Stack Overflow is a community of 4.7 million programmers, just like you, helping each other.

Join them; it only takes a minute:

Sign up
Join the Stack Overflow community to:
  1. Ask programming questions
  2. Answer and help your peers
  3. Get recognized for your expertise

Given any regular expression A, is there a way to to transform it to anouther regular expression B, that accepts all the strings and prefixes of strings that A accepts.

for example if /apple/ is the given regular expression, is there a generalized way to convert it to /a|ap|app|appl|apple/

share|improve this question
up vote 1 down vote accepted

If you're talking about formal regular expressions (i.e. regular expressions that describe regular languages), then here's a procedure to convert a regular expression into one that accepts prefixes.

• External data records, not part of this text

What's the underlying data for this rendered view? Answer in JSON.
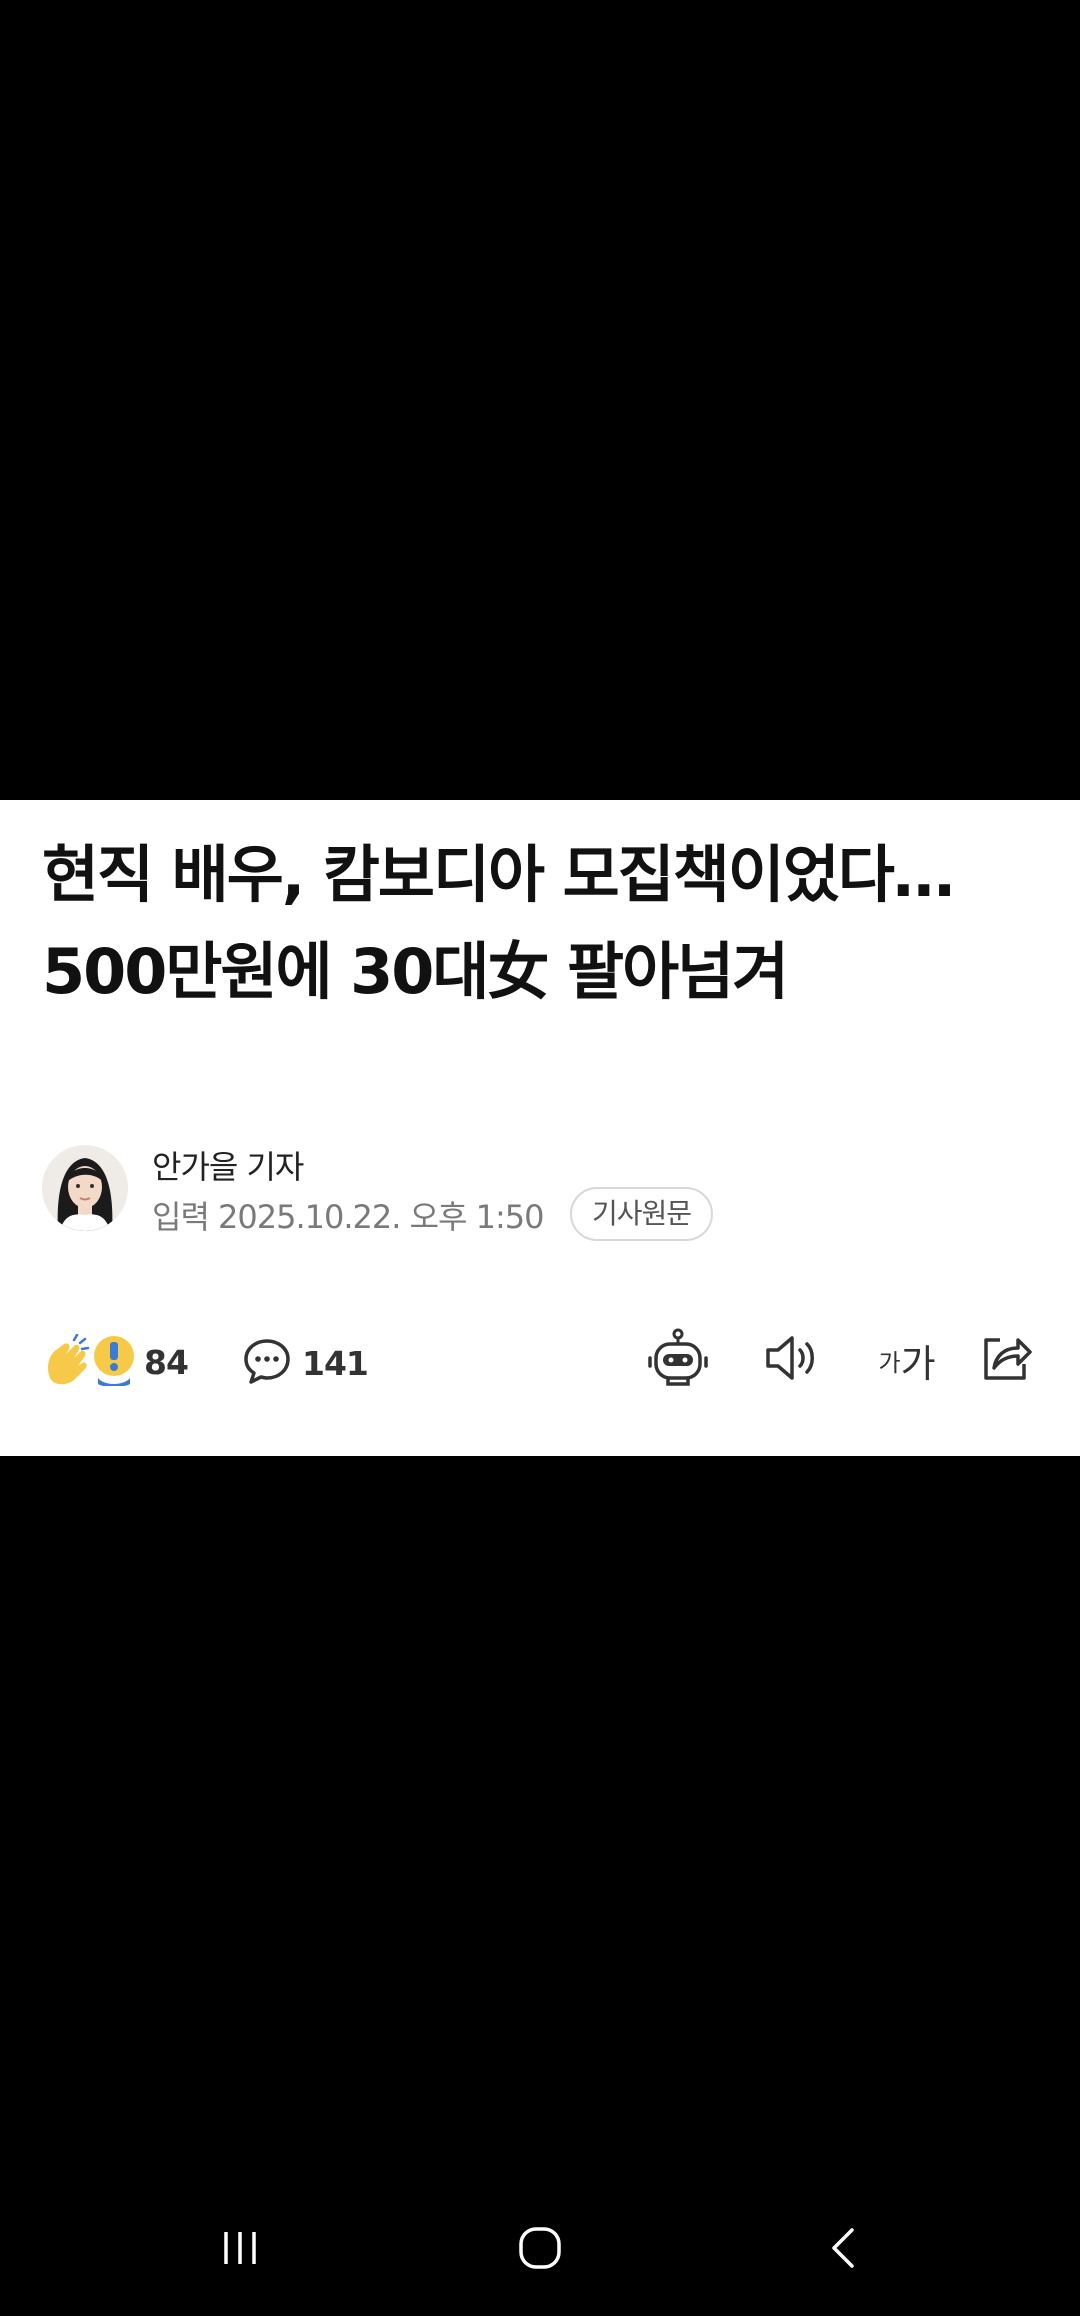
{
  "article": {
    "headline": "현직 배우, 캄보디아 모집책이었다… 500만원에 30대女 팔아넘겨",
    "reporter": "안가을 기자",
    "published": "입력 2025.10.22. 오후 1:50",
    "original_link_label": "기사원문"
  },
  "actions": {
    "reaction_count": "84",
    "comment_count": "141",
    "reaction_icon": "clap-surprise-icon",
    "comment_icon": "speech-bubble-icon"
  },
  "tools": {
    "summary_icon": "robot-icon",
    "tts_icon": "speaker-icon",
    "font_size_small": "가",
    "font_size_large": "가",
    "share_icon": "share-icon"
  },
  "navigation": {
    "recents_icon": "recents-icon",
    "home_icon": "home-icon",
    "back_icon": "back-icon"
  },
  "colors": {
    "background": "#000000",
    "card": "#ffffff",
    "headline": "#111111",
    "meta": "#7a7a7a",
    "reaction_yellow": "#f7c948",
    "reaction_blue": "#3a7bd5"
  }
}
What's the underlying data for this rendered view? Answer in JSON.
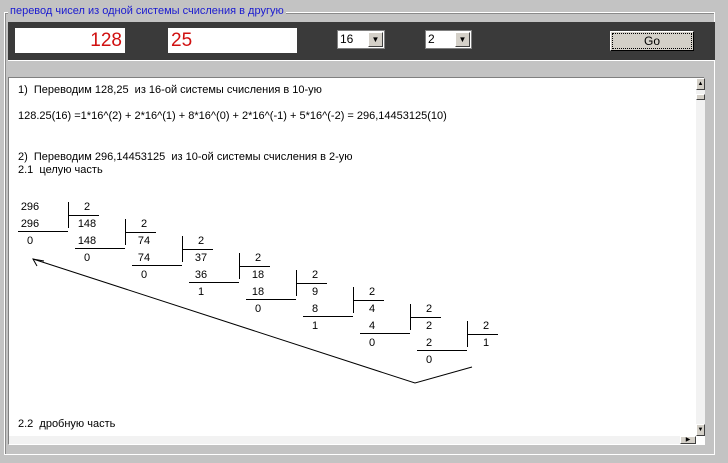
{
  "group_title": "перевод чисел из одной системы счисления в другую",
  "inputs": {
    "integer_part": "128",
    "fraction_part": "25"
  },
  "from_base": "16",
  "to_base": "2",
  "go_label": "Go",
  "output": {
    "line1": "1)  Переводим 128,25  из 16-ой системы счисления в 10-ую",
    "line2": "128.25(16) =1*16^(2) + 2*16^(1) + 8*16^(0) + 2*16^(-1) + 5*16^(-2) = 296,14453125(10)",
    "line3": "2)  Переводим 296,14453125  из 10-ой системы счисления в 2-ую",
    "line4": "2.1  целую часть",
    "line5": "2.2  дробную часть"
  },
  "division": {
    "divisor": "2",
    "start": "296",
    "steps": [
      {
        "quotient": "148",
        "subtracted": "296",
        "remainder": "0"
      },
      {
        "quotient": "74",
        "subtracted": "148",
        "remainder": "0"
      },
      {
        "quotient": "37",
        "subtracted": "74",
        "remainder": "0"
      },
      {
        "quotient": "18",
        "subtracted": "36",
        "remainder": "1"
      },
      {
        "quotient": "9",
        "subtracted": "18",
        "remainder": "0"
      },
      {
        "quotient": "4",
        "subtracted": "8",
        "remainder": "1"
      },
      {
        "quotient": "2",
        "subtracted": "4",
        "remainder": "0"
      },
      {
        "quotient": "1",
        "subtracted": "2",
        "remainder": "0"
      }
    ]
  }
}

Any regular expression has a DFA; here's the DFA for /apple/ (with transitions to failure states left out):

DFA for /apple/

To produce a DFA that matches prefixes of strings accepted by this DFA, convert states to accepting states if they lie along paths that lead to accepting states in the original DFA:

DFA for prefixes of /apple/

There are several methods for reading a regular expression from a DFA. If we use the state removal technique, we arrive at the following DFA:

DFA for prefixes of /apple/, after state elimination

This corresponds to the regular expression /a|ap|app|appl|apple|/, plus the empty string (since the empty string is a prefix of any regular expression).

The apple example is trivial, but this same technique can be used for more complicated regular expressions. For example, consider /(00)*1(00|1)*/:

DFA for /(00)*1(00|1)*/

This DFA accepts the string 00100 but doesn't accept 0010101. After converting the appropriate states to final states and combining two identical states, we have

Slightly minimized DFA for prefixes of /(00)*1(00|1)*/

This is equivalent to

enter image description here

from which we can read the regular expression /(00)*(0?|1(1|00)*0?)/, which includes the empty string.

This regular expression rejects 00101 because it causes the original DFA to transition into a failing state, but accepts '0' and '00', because those strings do not cause the original DFA to enter a failure state.

share|improve this answer
    
And the answer to the question is? – Vidul Aug 18 '12 at 9:20
    
Seems like I can use [link]brics.dk/automaton/doc/index.html to convert a regexp to dfa, do the appropriate manipulations and convert it back to a regexp – Vimil Saju Aug 21 '12 at 13:20
    
Those digrams are simply wonderful, how did you create them? – Vimil Saju Aug 21 '12 at 13:22
    
@VimilSaju: I created the diagrams in OmniGraffle – Josh Rosen Aug 22 '12 at 6:38

Depends on what you mean by generalized way.

\b(a(p?(p?(l?(e?)))))\b

Edit: a positive look behind addition would represent a better solution but it depends entirely on the regular expression machine implementation.

share|improve this answer
    
This is incorrect; it matches 'ale', which is not a prefix of 'apple'. – Josh Rosen Aug 18 '12 at 7:49
    
@JoshRosen - Do you comprehend the meaning of regular expression look behind? – Vidul Aug 18 '12 at 9:20

Your Answer

 
discard

By posting your answer, you agree to the privacy policy and terms of service.

Not the answer you're looking for? Browse other questions tagged or ask your own question.